*** Data supplied ***

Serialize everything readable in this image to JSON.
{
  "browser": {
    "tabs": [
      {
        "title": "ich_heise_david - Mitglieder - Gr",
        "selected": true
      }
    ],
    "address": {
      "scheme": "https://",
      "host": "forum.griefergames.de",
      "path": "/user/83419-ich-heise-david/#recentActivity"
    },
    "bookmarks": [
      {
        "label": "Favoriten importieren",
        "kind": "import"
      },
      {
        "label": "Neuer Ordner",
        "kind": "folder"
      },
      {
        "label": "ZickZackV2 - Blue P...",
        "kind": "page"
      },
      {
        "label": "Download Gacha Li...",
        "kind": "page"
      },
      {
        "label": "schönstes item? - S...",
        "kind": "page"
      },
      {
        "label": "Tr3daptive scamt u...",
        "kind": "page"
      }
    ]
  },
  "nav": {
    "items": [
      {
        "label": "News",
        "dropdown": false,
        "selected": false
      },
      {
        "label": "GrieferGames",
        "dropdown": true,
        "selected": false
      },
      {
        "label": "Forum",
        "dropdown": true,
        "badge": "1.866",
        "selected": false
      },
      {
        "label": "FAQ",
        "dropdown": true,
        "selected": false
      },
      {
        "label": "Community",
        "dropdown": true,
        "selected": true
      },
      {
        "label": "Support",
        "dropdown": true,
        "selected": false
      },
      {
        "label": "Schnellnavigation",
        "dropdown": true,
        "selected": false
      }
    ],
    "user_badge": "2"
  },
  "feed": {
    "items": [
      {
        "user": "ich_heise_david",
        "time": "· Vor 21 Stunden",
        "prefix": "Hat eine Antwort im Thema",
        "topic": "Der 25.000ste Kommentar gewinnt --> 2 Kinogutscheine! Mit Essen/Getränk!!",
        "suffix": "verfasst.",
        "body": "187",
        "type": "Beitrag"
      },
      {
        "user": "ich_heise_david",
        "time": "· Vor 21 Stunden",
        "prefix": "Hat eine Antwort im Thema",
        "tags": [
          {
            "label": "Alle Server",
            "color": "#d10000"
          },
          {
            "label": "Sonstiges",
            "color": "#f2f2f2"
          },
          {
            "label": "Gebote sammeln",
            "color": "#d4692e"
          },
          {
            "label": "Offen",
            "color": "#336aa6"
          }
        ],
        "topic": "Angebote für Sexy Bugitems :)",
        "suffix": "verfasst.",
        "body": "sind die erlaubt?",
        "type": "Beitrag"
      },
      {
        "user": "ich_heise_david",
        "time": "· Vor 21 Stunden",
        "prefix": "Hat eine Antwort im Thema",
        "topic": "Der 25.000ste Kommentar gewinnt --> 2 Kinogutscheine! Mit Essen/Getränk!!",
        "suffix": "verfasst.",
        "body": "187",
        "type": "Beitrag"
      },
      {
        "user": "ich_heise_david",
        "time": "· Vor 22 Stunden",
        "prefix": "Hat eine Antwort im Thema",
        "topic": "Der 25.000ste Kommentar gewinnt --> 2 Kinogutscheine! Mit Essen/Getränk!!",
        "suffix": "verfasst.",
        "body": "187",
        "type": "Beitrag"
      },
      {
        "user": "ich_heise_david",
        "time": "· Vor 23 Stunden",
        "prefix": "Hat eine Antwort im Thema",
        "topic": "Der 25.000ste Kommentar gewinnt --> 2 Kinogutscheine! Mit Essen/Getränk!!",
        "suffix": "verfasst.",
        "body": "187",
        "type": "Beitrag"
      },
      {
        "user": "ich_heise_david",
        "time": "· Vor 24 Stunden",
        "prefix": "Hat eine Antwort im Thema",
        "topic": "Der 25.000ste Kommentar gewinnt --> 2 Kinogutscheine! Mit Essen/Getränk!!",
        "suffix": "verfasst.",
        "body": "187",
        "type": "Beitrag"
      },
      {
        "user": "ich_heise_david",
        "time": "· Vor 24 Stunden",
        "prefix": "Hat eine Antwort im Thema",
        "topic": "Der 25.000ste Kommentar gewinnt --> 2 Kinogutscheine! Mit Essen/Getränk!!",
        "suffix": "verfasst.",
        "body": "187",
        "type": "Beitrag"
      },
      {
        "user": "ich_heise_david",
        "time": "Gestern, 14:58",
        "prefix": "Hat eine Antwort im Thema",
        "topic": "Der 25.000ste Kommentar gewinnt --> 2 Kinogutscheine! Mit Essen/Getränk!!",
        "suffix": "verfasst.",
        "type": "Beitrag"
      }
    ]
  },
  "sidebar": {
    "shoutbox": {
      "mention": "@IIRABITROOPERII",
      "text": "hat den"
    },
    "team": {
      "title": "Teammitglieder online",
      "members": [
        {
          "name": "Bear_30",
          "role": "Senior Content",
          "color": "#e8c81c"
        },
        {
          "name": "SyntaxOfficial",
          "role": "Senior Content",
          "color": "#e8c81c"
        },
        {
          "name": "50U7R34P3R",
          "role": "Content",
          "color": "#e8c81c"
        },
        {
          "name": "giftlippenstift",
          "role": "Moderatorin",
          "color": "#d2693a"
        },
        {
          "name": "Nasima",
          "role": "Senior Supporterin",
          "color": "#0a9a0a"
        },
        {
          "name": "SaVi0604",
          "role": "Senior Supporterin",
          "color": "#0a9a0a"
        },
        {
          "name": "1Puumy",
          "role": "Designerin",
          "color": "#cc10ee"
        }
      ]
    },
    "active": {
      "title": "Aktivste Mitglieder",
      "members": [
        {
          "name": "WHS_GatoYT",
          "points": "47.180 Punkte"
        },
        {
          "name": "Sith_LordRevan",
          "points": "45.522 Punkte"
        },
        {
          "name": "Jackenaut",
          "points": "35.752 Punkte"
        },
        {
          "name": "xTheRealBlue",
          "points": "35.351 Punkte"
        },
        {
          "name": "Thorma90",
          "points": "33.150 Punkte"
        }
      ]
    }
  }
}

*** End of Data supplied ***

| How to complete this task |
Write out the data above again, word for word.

| Exercise result |
Serialize everything readable in this image to JSON.
{
  "browser": {
    "tabs": [
      {
        "title": "ich_heise_david - Mitglieder - Gr",
        "selected": true
      }
    ],
    "address": {
      "scheme": "https://",
      "host": "forum.griefergames.de",
      "path": "/user/83419-ich-heise-david/#recentActivity"
    },
    "bookmarks": [
      {
        "label": "Favoriten importieren",
        "kind": "import"
      },
      {
        "label": "Neuer Ordner",
        "kind": "folder"
      },
      {
        "label": "ZickZackV2 - Blue P...",
        "kind": "page"
      },
      {
        "label": "Download Gacha Li...",
        "kind": "page"
      },
      {
        "label": "schönstes item? - S...",
        "kind": "page"
      },
      {
        "label": "Tr3daptive scamt u...",
        "kind": "page"
      }
    ]
  },
  "nav": {
    "items": [
      {
        "label": "News",
        "dropdown": false,
        "selected": false
      },
      {
        "label": "GrieferGames",
        "dropdown": true,
        "selected": false
      },
      {
        "label": "Forum",
        "dropdown": true,
        "badge": "1.866",
        "selected": false
      },
      {
        "label": "FAQ",
        "dropdown": true,
        "selected": false
      },
      {
        "label": "Community",
        "dropdown": true,
        "selected": true
      },
      {
        "label": "Support",
        "dropdown": true,
        "selected": false
      },
      {
        "label": "Schnellnavigation",
        "dropdown": true,
        "selected": false
      }
    ],
    "user_badge": "2"
  },
  "feed": {
    "items": [
      {
        "user": "ich_heise_david",
        "time": "· Vor 21 Stunden",
        "prefix": "Hat eine Antwort im Thema",
        "topic": "Der 25.000ste Kommentar gewinnt --> 2 Kinogutscheine! Mit Essen/Getränk!!",
        "suffix": "verfasst.",
        "body": "187",
        "type": "Beitrag"
      },
      {
        "user": "ich_heise_david",
        "time": "· Vor 21 Stunden",
        "prefix": "Hat eine Antwort im Thema",
        "tags": [
          {
            "label": "Alle Server",
            "color": "#d10000"
          },
          {
            "label": "Sonstiges",
            "color": "#f2f2f2"
          },
          {
            "label": "Gebote sammeln",
            "color": "#d4692e"
          },
          {
            "label": "Offen",
            "color": "#336aa6"
          }
        ],
        "topic": "Angebote für Sexy Bugitems :)",
        "suffix": "verfasst.",
        "body": "sind die erlaubt?",
        "type": "Beitrag"
      },
      {
        "user": "ich_heise_david",
        "time": "· Vor 21 Stunden",
        "prefix": "Hat eine Antwort im Thema",
        "topic": "Der 25.000ste Kommentar gewinnt --> 2 Kinogutscheine! Mit Essen/Getränk!!",
        "suffix": "verfasst.",
        "body": "187",
        "type": "Beitrag"
      },
      {
        "user": "ich_heise_david",
        "time": "· Vor 22 Stunden",
        "prefix": "Hat eine Antwort im Thema",
        "topic": "Der 25.000ste Kommentar gewinnt --> 2 Kinogutscheine! Mit Essen/Getränk!!",
        "suffix": "verfasst.",
        "body": "187",
        "type": "Beitrag"
      },
      {
        "user": "ich_heise_david",
        "time": "· Vor 23 Stunden",
        "prefix": "Hat eine Antwort im Thema",
        "topic": "Der 25.000ste Kommentar gewinnt --> 2 Kinogutscheine! Mit Essen/Getränk!!",
        "suffix": "verfasst.",
        "body": "187",
        "type": "Beitrag"
      },
      {
        "user": "ich_heise_david",
        "time": "· Vor 24 Stunden",
        "prefix": "Hat eine Antwort im Thema",
        "topic": "Der 25.000ste Kommentar gewinnt --> 2 Kinogutscheine! Mit Essen/Getränk!!",
        "suffix": "verfasst.",
        "body": "187",
        "type": "Beitrag"
      },
      {
        "user": "ich_heise_david",
        "time": "· Vor 24 Stunden",
        "prefix": "Hat eine Antwort im Thema",
        "topic": "Der 25.000ste Kommentar gewinnt --> 2 Kinogutscheine! Mit Essen/Getränk!!",
        "suffix": "verfasst.",
        "body": "187",
        "type": "Beitrag"
      },
      {
        "user": "ich_heise_david",
        "time": "Gestern, 14:58",
        "prefix": "Hat eine Antwort im Thema",
        "topic": "Der 25.000ste Kommentar gewinnt --> 2 Kinogutscheine! Mit Essen/Getränk!!",
        "suffix": "verfasst.",
        "type": "Beitrag"
      }
    ]
  },
  "sidebar": {
    "shoutbox": {
      "mention": "@IIRABITROOPERII",
      "text": "hat den"
    },
    "team": {
      "title": "Teammitglieder online",
      "members": [
        {
          "name": "Bear_30",
          "role": "Senior Content",
          "color": "#e8c81c"
        },
        {
          "name": "SyntaxOfficial",
          "role": "Senior Content",
          "color": "#e8c81c"
        },
        {
          "name": "50U7R34P3R",
          "role": "Content",
          "color": "#e8c81c"
        },
        {
          "name": "giftlippenstift",
          "role": "Moderatorin",
          "color": "#d2693a"
        },
        {
          "name": "Nasima",
          "role": "Senior Supporterin",
          "color": "#0a9a0a"
        },
        {
          "name": "SaVi0604",
          "role": "Senior Supporterin",
          "color": "#0a9a0a"
        },
        {
          "name": "1Puumy",
          "role": "Designerin",
          "color": "#cc10ee"
        }
      ]
    },
    "active": {
      "title": "Aktivste Mitglieder",
      "members": [
        {
          "name": "WHS_GatoYT",
          "points": "47.180 Punkte"
        },
        {
          "name": "Sith_LordRevan",
          "points": "45.522 Punkte"
        },
        {
          "name": "Jackenaut",
          "points": "35.752 Punkte"
        },
        {
          "name": "xTheRealBlue",
          "points": "35.351 Punkte"
        },
        {
          "name": "Thorma90",
          "points": "33.150 Punkte"
        }
      ]
    }
  }
}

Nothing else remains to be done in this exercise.